Interviews og artikler / Interviews and articles
Al-Ahram Weekly Online
Tania Tamari Nasir: No ordinary concert (Issue 654, 4 September 2003)
“Last week the West-Eastern Divan Orchestra, the musical group set up by Daniel Barenboim and Edward Said, played at the Royal Albert Hall in London. Tania Tamari Nasir tells the story of two powerful experiences in Jerusalem and Birzeit, the backdrop to this unique project where Arab and Israeli musicians play together, transcending conflict and war, extending a hand for peace.”
Uvidenhed gør mest ondt. Af Susanne Bernth (Berlingske 24. oktober 2001 – opdateret 26. februar 2003)
“‘Vi må nedbryde de abstrakte måder at opfatte verden på og erstatte dem med menneskelig fornuft,’ siger Edward W. Said, palæstinenser af fødsel og anset litteraturprofessor i USA. Han har viet sit liv til kampen mod intellektuel ladhed og fordomme, som han mener har fået ny næring efter den fatale 11. september. I tiden efter har han vendt ryggen til de store amerikanske medier, fordi han nægter at spille rollen som ‘den retskafne araber'”.
Thomas Hylland Eriksen: Edward Said – en intellektuel kosmopolit (2. oktober 2003)
“Den palæstinensisk-amerikanske forfatter, som døde af leukæmi 25. september, må betragtes som en af de vigtigste intellektuelle i verden i de sidste to tiår af det 20. århundrede.”
Stine Carsten Kendal: USA”˜s politik er uovervejet (27. oktober 2001)
“Den palæstinensisk-amerikanske litteraturprofessor Edward Said mener, at den nuværende krig i Afghanistan er uovervejet. Der skal ske afgørende ændringer i Vestens politik overfor den arabiske verden, siger han.”
Den stundesløse. Interview ved Anne Mette Lundtofte (1. januar 2000)
“Trods travl beskæftigelse og en god bopæl i New York føler litteraten Edward Said sig forpligtet på hjemløshed. Både hans liv og intellektuelle værk viser en verden i vedvarende opbrud.”
Wikipedia, the free encyclopedia
Wikipedia, Edward Said:
On 3 July 2000, whilst touring the Middle East with his son, Wadie, the Columbia University professor Edward Said was photographed throwing a stone across the Blue Line Lebanese–Israel border, which image elicited much political criticism about his action demonstrating an inherent, personal sympathy with terrorism; and, in Commentary magazine, the journalist Edward Alexander labelled Said as The Professor of Terror, for aggression against Israel. Said explained the stone-throwing as a two-fold action, personal and political; a man-to-man contest-of-skill, between a father and his son, and an Arab Man’s gesture of joy at the end of the Israeli occupation of southern Lebanon (1985–2000):

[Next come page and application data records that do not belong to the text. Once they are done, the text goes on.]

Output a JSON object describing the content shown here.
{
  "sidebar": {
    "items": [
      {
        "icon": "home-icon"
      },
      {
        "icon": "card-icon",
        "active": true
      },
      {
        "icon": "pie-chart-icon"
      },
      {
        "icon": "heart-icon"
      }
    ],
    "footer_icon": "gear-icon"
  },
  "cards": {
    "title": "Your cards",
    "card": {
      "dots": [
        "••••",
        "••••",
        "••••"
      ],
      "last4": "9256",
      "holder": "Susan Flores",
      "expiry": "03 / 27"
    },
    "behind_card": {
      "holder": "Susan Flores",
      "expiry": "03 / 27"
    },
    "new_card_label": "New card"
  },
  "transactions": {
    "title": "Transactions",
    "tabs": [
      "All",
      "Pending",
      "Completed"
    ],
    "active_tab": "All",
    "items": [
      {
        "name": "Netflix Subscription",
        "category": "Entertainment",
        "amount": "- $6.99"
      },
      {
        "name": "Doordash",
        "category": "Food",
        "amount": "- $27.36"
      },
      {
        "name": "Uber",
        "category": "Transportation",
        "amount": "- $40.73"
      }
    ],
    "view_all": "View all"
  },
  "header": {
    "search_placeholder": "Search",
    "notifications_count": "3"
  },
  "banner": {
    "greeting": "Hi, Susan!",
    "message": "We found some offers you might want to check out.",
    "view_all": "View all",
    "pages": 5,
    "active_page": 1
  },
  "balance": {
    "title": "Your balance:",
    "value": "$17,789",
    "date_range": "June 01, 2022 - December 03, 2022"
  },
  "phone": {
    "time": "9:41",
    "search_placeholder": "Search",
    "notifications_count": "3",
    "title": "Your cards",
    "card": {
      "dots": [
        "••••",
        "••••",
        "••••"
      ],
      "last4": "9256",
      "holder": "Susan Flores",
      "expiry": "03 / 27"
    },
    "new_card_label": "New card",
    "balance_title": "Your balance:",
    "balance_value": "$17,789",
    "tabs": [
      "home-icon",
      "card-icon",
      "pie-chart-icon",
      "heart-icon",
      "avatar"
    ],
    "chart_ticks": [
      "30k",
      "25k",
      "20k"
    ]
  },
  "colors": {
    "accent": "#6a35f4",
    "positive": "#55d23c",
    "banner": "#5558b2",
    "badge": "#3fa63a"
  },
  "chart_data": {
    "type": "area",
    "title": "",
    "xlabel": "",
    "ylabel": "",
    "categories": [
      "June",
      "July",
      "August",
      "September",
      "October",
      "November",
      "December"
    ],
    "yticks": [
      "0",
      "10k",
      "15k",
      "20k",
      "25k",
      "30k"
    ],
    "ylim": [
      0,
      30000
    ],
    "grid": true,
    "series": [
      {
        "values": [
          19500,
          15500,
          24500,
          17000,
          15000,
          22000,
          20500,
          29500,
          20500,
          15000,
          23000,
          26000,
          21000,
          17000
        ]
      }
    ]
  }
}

For throwing a stone at an Israeli guardhouse across the Blue Line Lebanese–Israeli border, Edward Said became “The Professor of Terror” in 2000.
It was a pebble; there was nobody there. The guardhouse was at least half a mile away.
”””‰“A Stone’s Throw is a Freudian Slip” (NYT, 10 March 2001)
Despite having denied that he aimed the stone at an Israeli guardhouse, the Beirut newspaper As-Safir (The Ambassador) reported that a Lebanese local resident reported that Prof. Said was at less than ten metres (ca. 30 ft.) distance from the Israeli Defense Force (IDF) soldiers manning the two-storey guardhouse, when Said aimed and threw the stone over the border fence; the stone’s projectile path was thwarted when it struck the barbed wire atop the border fence. Nonetheless, in the U.S., despite a political fracas by right-wing students at Columbia University and the Anti-Defamation League of B’nai B’rith International (Sons of the Covenant), the university provost published a five-page letter defending Prof. Said’s action as an academic’s freedom of expression:
To my knowledge, the stone was directed at no-one; no law was broken; no indictment was made; no criminal or civil action has been taken against Professor SaÃ¯d.
”””‰“Columbia Debates a Professor’s ”˜Gesture’ ” (NYT, 19 October 2000)
Nevertheless, Said endured political repercussions, such as the cancellation of an invitation to give a lecture to the Freud Society, in Austria, in February 2001. The President of the Freud Society justified withdrawing the invitation by explaining to Said that “the political situation in the Middle East, and its consequences” had rendered an accusation of anti-Semitism a very serious matter, and that any such accusation “has become more dangerous” in the politics of Austria; thus, the Freud Society cancelled their invitation to Said in order to “to avoid an internal clash” of opinions, about him, that might ideologically divide the Freud Society. In Culture and Resistance: Conversations with Edward SaÃ¯d (2003), Said likened his political situation to the situation that Noam Chomsky has perdured as a public intellectual: